**Assignment:** All records that follow are to be copied exactly, with images omitted.

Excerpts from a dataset
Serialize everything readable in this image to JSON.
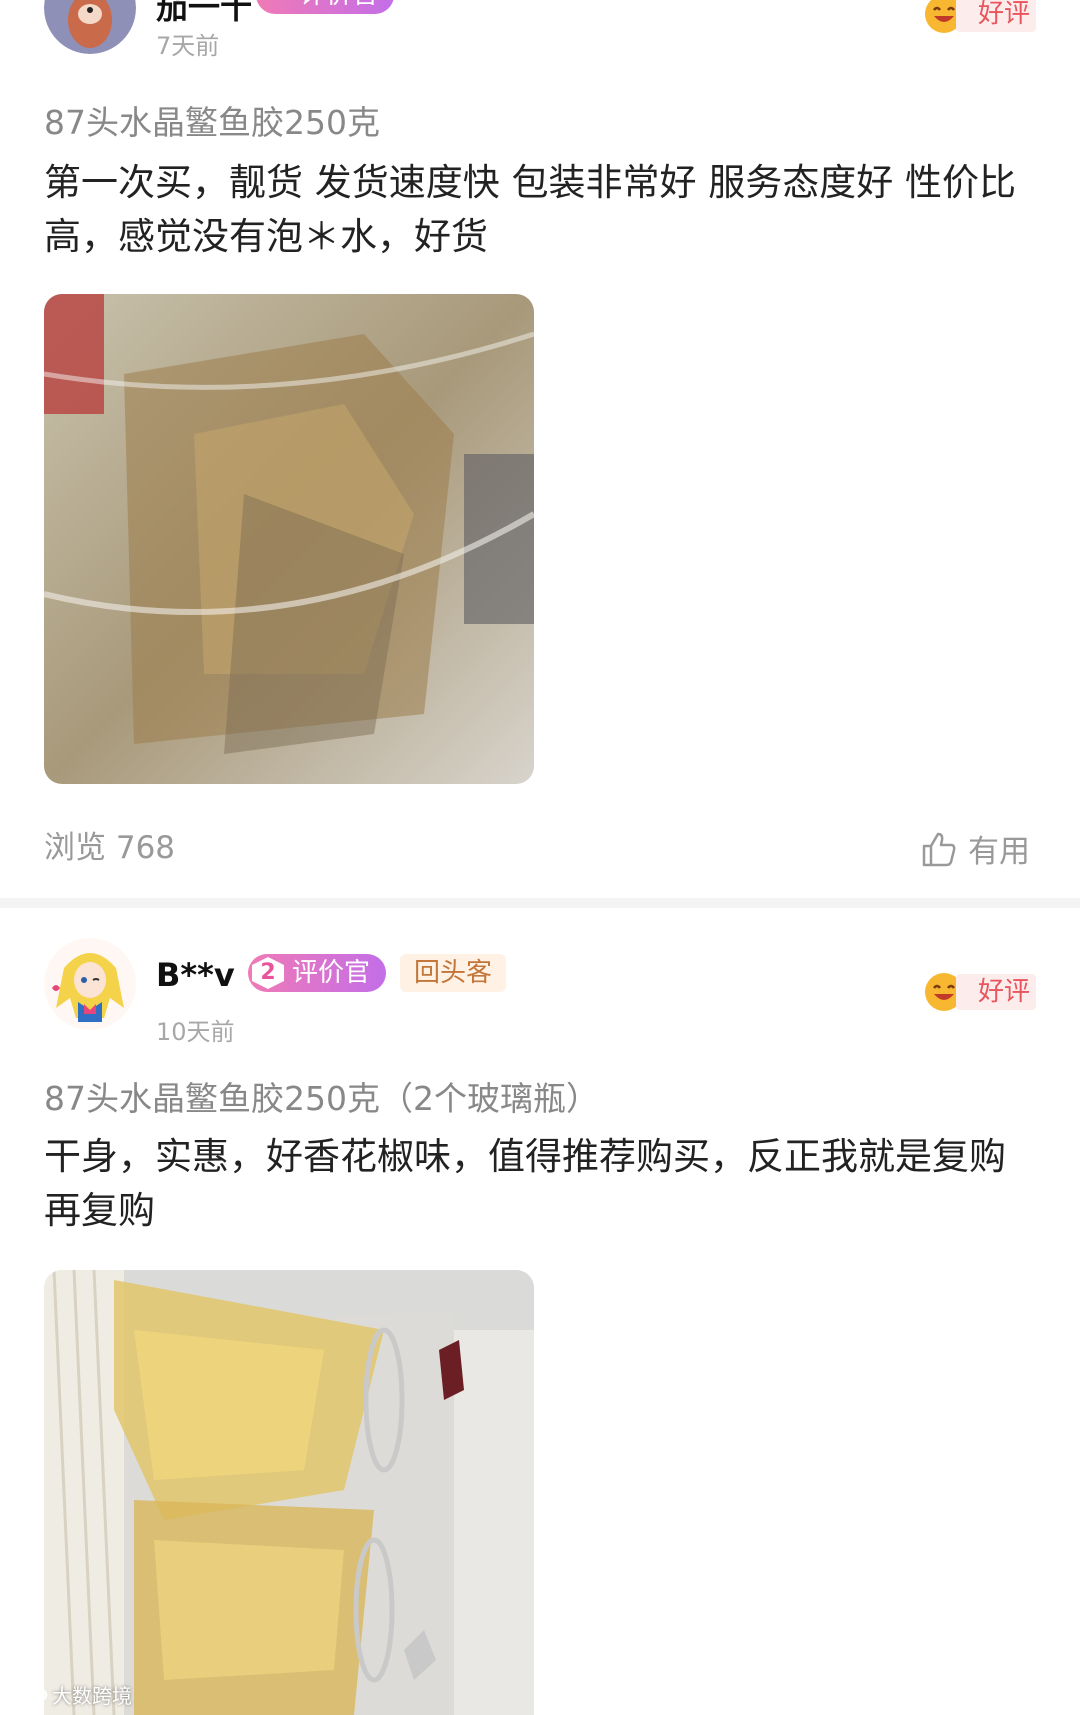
{
  "reviews": [
    {
      "username": "茄一十",
      "official_badge": "评价官",
      "official_level": "",
      "returning_badge": "",
      "time": "7天前",
      "rating_label": "好评",
      "spec": "87头水晶鳘鱼胶250克",
      "content": "第一次买，靓货 发货速度快 包装非常好 服务态度好 性价比高，感觉没有泡＊水，好货",
      "views": "浏览 768",
      "useful_label": "有用"
    },
    {
      "username": "B**v",
      "official_badge": "评价官",
      "official_level": "2",
      "returning_badge": "回头客",
      "time": "10天前",
      "rating_label": "好评",
      "spec": "87头水晶鳘鱼胶250克（2个玻璃瓶）",
      "content": "干身，实惠，好香花椒味，值得推荐购买，反正我就是复购再复购"
    }
  ],
  "watermark": "大数跨境",
  "colors": {
    "good_rating": "#e8555c",
    "official_badge_from": "#f07ab6",
    "official_badge_to": "#c36ee8",
    "returning_badge_text": "#c2763a"
  }
}
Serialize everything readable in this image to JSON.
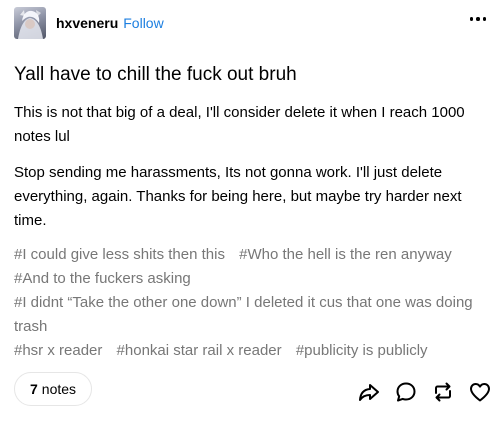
{
  "post": {
    "blog_name": "hxveneru",
    "follow_label": "Follow",
    "title": "Yall have to chill the fuck out bruh",
    "paragraphs": [
      "This is not that big of a deal, I'll consider delete it when I reach 1000 notes lul",
      "Stop sending me harassments, Its not gonna work. I'll just delete everything, again. Thanks for being here, but maybe try harder next time."
    ],
    "tags": [
      "#I could give less shits then this",
      "#Who the hell is the ren anyway",
      "#And to the fuckers asking",
      "#I didnt “Take the other one down” I deleted it cus that one was doing trash",
      "#hsr x reader",
      "#honkai star rail x reader",
      "#publicity is publicly"
    ],
    "notes_count": "7",
    "notes_label": "notes"
  },
  "icons": {
    "more": "more-options-icon",
    "share": "share-icon",
    "reply": "reply-icon",
    "reblog": "reblog-icon",
    "like": "heart-icon"
  },
  "colors": {
    "follow_link": "#1d7fe0",
    "tag_text": "#777777",
    "text": "#000000"
  }
}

**Expected answer:**
Serialize everything readable in this image to JSON.
{
  "reviews": [
    {
      "username": "茄一十",
      "official_badge": "评价官",
      "official_level": "",
      "returning_badge": "",
      "time": "7天前",
      "rating_label": "好评",
      "spec": "87头水晶鳘鱼胶250克",
      "content": "第一次买，靓货 发货速度快 包装非常好 服务态度好 性价比高，感觉没有泡＊水，好货",
      "views": "浏览 768",
      "useful_label": "有用"
    },
    {
      "username": "B**v",
      "official_badge": "评价官",
      "official_level": "2",
      "returning_badge": "回头客",
      "time": "10天前",
      "rating_label": "好评",
      "spec": "87头水晶鳘鱼胶250克（2个玻璃瓶）",
      "content": "干身，实惠，好香花椒味，值得推荐购买，反正我就是复购再复购"
    }
  ],
  "watermark": "大数跨境",
  "colors": {
    "good_rating": "#e8555c",
    "official_badge_from": "#f07ab6",
    "official_badge_to": "#c36ee8",
    "returning_badge_text": "#c2763a"
  }
}
Serialize everything readable in this image to JSON.
{
  "post": {
    "blog_name": "hxveneru",
    "follow_label": "Follow",
    "title": "Yall have to chill the fuck out bruh",
    "paragraphs": [
      "This is not that big of a deal, I'll consider delete it when I reach 1000 notes lul",
      "Stop sending me harassments, Its not gonna work. I'll just delete everything, again. Thanks for being here, but maybe try harder next time."
    ],
    "tags": [
      "#I could give less shits then this",
      "#Who the hell is the ren anyway",
      "#And to the fuckers asking",
      "#I didnt “Take the other one down” I deleted it cus that one was doing trash",
      "#hsr x reader",
      "#honkai star rail x reader",
      "#publicity is publicly"
    ],
    "notes_count": "7",
    "notes_label": "notes"
  },
  "icons": {
    "more": "more-options-icon",
    "share": "share-icon",
    "reply": "reply-icon",
    "reblog": "reblog-icon",
    "like": "heart-icon"
  },
  "colors": {
    "follow_link": "#1d7fe0",
    "tag_text": "#777777",
    "text": "#000000"
  }
}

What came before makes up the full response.